• **Exercise objective**
Using the listing below, copy every line that mentions "location".

————

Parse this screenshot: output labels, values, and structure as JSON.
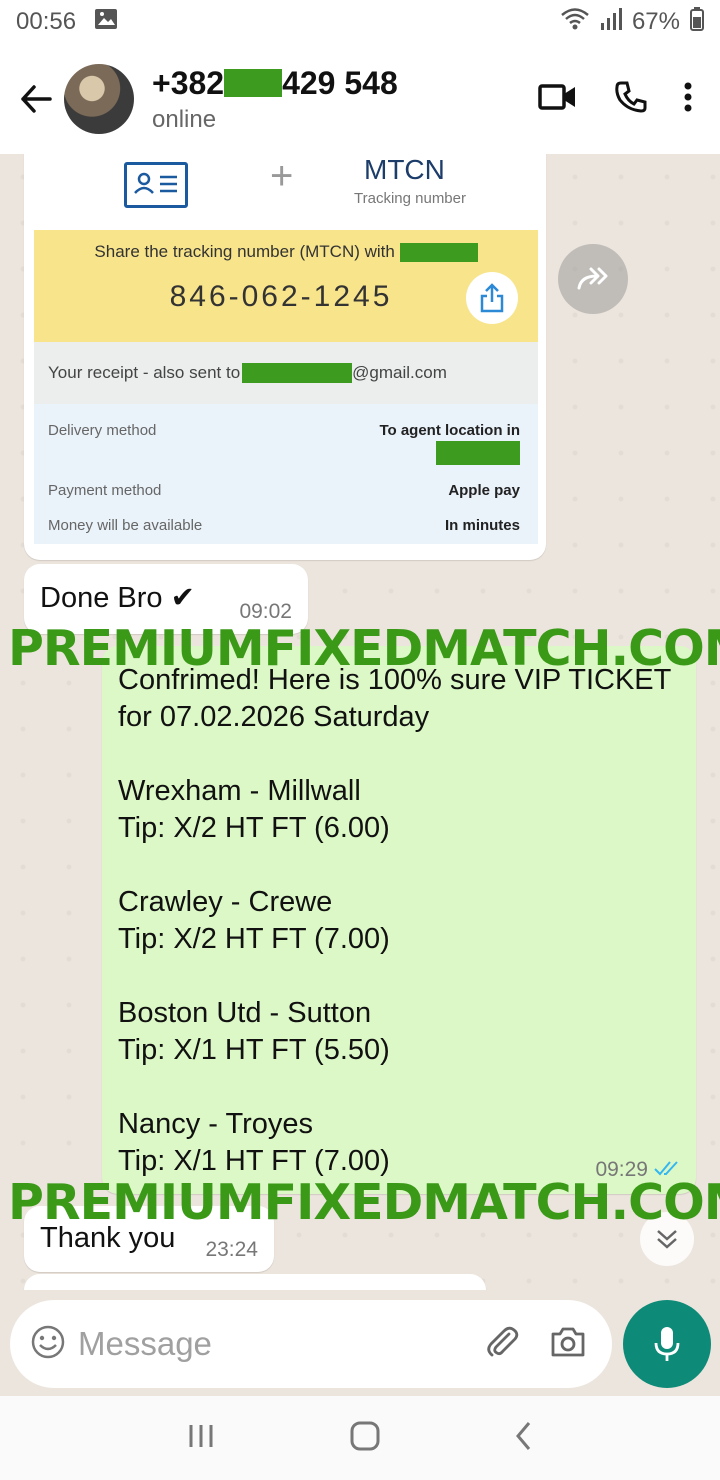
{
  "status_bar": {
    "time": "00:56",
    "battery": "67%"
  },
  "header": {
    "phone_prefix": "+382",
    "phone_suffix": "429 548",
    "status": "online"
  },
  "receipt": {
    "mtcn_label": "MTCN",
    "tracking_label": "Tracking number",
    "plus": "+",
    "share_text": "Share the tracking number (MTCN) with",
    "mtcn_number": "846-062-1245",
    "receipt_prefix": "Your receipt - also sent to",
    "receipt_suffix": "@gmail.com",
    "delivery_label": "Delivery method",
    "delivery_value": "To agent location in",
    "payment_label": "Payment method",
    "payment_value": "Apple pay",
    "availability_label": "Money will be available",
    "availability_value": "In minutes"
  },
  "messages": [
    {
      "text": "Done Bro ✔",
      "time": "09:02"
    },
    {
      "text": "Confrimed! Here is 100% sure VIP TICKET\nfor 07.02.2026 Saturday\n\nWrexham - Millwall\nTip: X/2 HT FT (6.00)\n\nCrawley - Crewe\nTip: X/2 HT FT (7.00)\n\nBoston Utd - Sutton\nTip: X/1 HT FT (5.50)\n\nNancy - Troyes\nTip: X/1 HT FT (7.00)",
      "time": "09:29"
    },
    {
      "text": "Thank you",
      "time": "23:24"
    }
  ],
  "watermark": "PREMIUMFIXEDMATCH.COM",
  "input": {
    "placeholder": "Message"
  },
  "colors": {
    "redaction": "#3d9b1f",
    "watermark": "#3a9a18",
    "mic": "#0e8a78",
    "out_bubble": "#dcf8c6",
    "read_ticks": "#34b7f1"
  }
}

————

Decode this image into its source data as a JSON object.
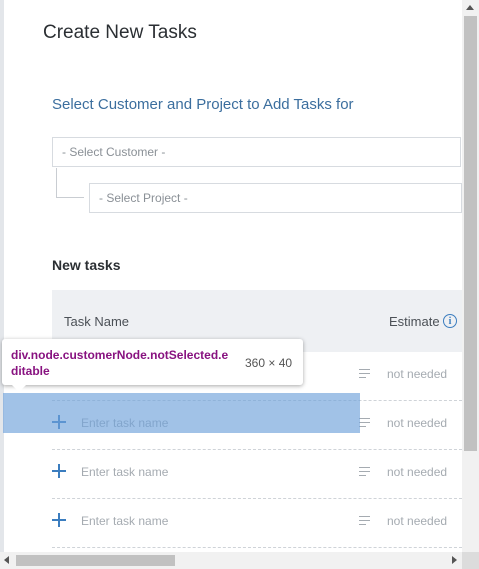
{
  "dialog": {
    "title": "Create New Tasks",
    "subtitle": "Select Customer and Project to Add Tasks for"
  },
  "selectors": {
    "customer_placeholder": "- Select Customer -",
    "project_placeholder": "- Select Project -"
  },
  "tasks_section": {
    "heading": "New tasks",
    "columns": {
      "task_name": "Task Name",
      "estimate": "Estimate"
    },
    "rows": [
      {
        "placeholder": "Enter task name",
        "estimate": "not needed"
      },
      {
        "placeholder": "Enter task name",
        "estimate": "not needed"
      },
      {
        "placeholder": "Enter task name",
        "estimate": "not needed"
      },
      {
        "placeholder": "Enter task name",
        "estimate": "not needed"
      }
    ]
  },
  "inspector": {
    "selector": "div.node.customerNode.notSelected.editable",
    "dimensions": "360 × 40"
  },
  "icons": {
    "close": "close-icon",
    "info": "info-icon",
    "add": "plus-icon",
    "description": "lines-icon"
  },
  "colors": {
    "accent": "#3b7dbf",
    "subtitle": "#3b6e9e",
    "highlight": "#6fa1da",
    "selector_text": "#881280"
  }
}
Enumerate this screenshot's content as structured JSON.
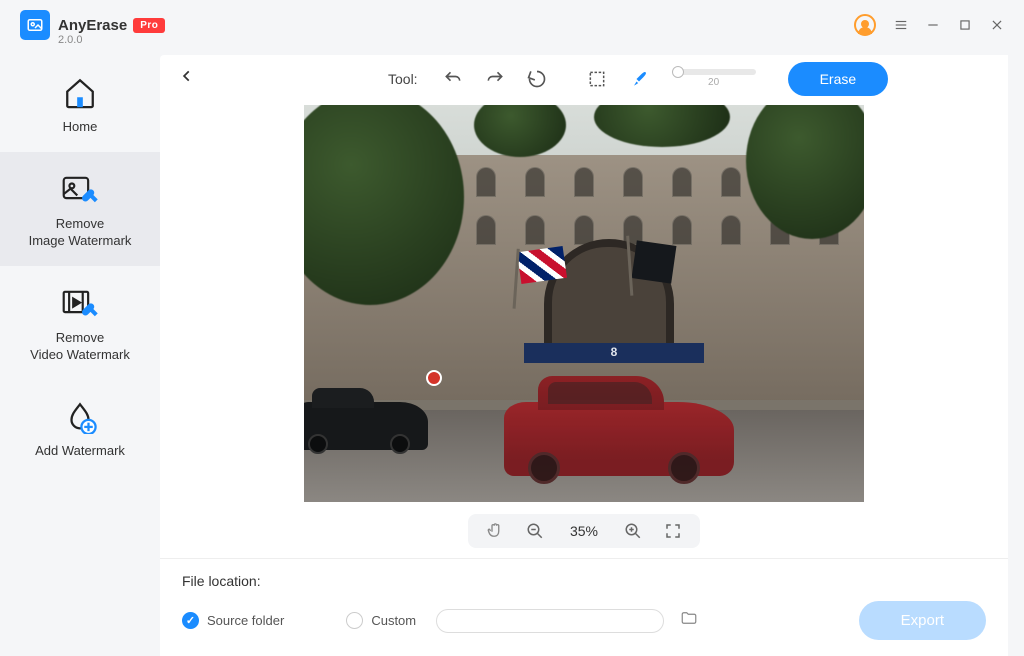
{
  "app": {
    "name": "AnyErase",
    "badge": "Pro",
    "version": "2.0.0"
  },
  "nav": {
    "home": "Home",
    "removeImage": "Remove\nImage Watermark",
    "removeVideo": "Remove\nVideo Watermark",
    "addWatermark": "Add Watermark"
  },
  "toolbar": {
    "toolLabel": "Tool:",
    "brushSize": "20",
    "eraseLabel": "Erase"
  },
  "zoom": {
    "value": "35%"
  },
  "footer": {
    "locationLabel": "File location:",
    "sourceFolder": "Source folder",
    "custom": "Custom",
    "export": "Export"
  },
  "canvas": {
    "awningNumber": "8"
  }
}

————

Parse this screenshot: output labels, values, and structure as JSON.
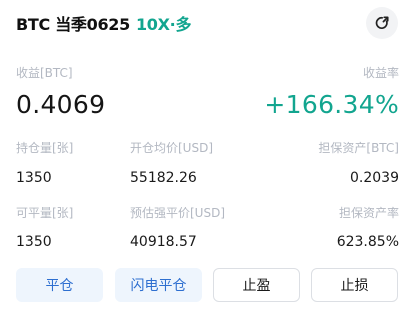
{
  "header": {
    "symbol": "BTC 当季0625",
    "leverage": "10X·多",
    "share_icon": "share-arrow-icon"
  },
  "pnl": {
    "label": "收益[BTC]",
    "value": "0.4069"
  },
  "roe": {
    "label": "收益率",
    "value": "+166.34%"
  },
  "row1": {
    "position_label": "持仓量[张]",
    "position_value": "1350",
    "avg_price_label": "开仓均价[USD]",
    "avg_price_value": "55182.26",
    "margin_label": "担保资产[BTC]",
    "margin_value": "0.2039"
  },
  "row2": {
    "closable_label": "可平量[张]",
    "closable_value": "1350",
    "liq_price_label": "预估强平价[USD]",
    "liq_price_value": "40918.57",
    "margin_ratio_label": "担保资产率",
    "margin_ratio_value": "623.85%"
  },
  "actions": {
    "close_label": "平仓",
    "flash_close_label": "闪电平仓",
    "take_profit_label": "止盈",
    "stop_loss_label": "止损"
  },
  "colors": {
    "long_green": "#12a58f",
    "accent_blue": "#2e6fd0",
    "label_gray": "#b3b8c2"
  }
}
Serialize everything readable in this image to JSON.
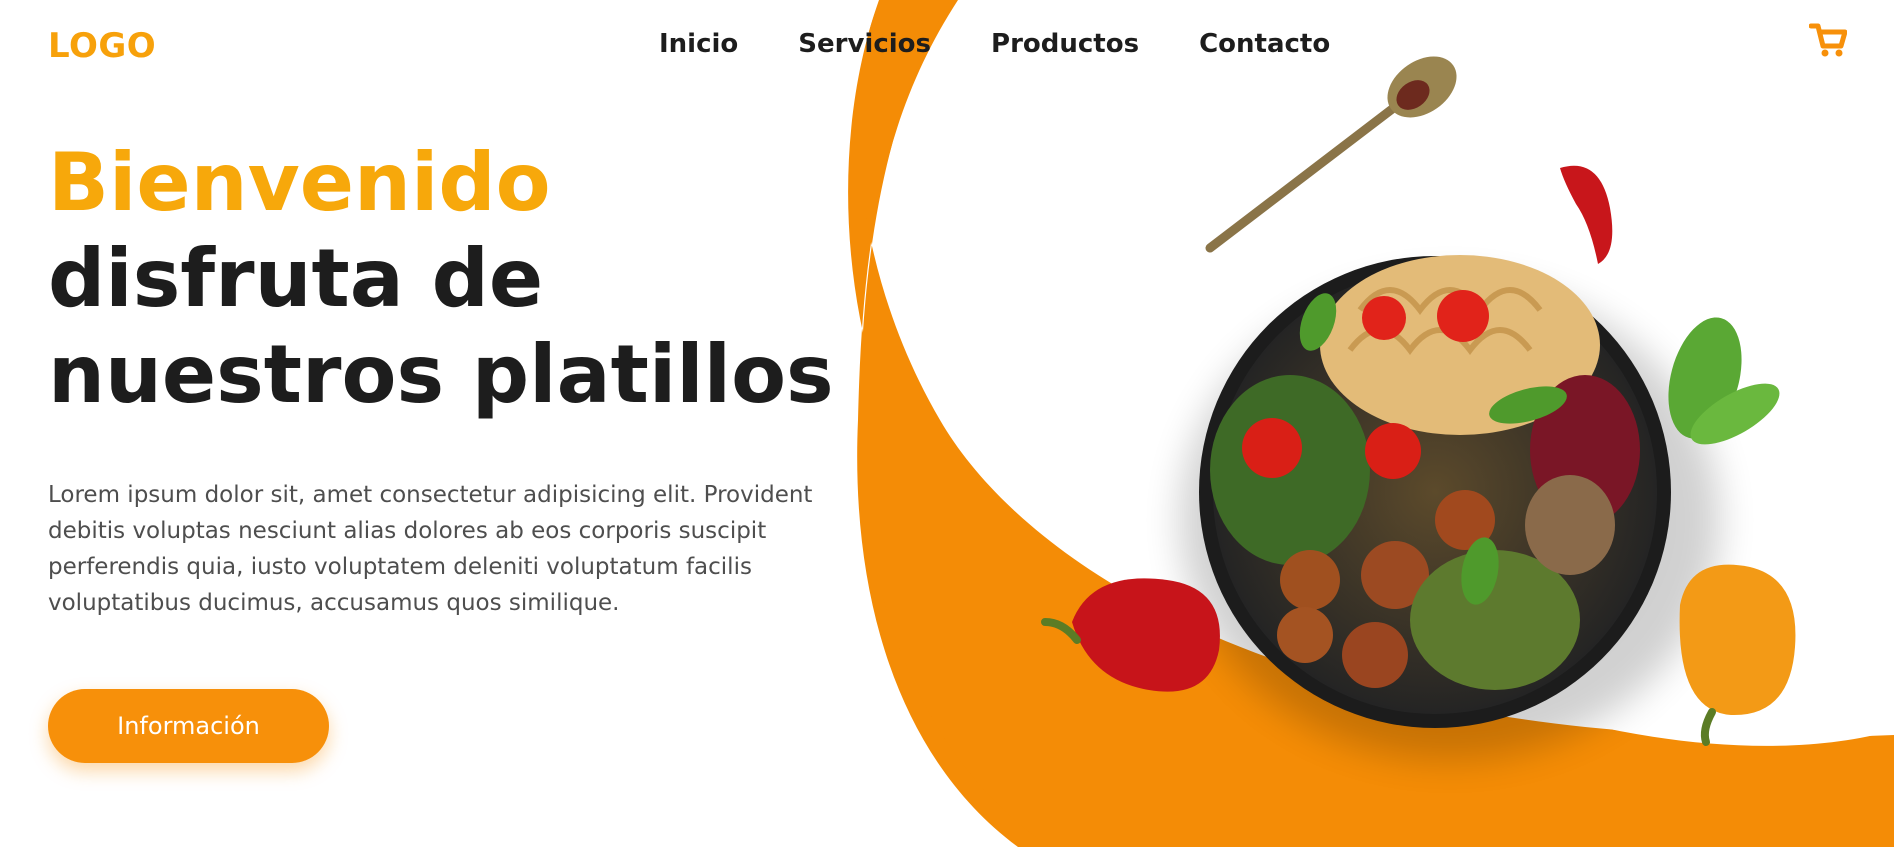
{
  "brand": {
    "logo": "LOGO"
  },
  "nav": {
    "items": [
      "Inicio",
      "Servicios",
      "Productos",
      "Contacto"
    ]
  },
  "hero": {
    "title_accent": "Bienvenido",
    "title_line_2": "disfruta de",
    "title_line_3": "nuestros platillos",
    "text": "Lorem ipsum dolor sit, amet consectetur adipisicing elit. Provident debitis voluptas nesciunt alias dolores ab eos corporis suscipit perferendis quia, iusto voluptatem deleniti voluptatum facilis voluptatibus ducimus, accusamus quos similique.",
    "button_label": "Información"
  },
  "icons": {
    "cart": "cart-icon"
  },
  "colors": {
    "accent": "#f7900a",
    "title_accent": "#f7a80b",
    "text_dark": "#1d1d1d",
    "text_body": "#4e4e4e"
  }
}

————

• **Answer section**
    "delivery_value": "To agent location in",
    "locationLabel": "File location:",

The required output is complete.